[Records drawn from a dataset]

# # #

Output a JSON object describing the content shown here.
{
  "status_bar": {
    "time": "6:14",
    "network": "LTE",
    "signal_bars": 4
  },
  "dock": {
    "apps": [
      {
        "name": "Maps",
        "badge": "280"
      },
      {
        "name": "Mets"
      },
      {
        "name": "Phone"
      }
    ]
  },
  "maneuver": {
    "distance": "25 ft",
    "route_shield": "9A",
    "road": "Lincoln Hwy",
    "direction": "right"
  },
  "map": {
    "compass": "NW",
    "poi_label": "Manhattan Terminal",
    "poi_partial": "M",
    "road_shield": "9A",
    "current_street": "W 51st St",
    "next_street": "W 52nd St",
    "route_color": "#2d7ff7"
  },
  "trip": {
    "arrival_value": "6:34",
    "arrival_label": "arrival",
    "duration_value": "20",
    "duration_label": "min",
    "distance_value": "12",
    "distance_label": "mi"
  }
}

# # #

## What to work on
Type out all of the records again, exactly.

## Output
Output a JSON object describing the content shown here.
{
  "status_bar": {
    "time": "6:14",
    "network": "LTE",
    "signal_bars": 4
  },
  "dock": {
    "apps": [
      {
        "name": "Maps",
        "badge": "280"
      },
      {
        "name": "Mets"
      },
      {
        "name": "Phone"
      }
    ]
  },
  "maneuver": {
    "distance": "25 ft",
    "route_shield": "9A",
    "road": "Lincoln Hwy",
    "direction": "right"
  },
  "map": {
    "compass": "NW",
    "poi_label": "Manhattan Terminal",
    "poi_partial": "M",
    "road_shield": "9A",
    "current_street": "W 51st St",
    "next_street": "W 52nd St",
    "route_color": "#2d7ff7"
  },
  "trip": {
    "arrival_value": "6:34",
    "arrival_label": "arrival",
    "duration_value": "20",
    "duration_label": "min",
    "distance_value": "12",
    "distance_label": "mi"
  }
}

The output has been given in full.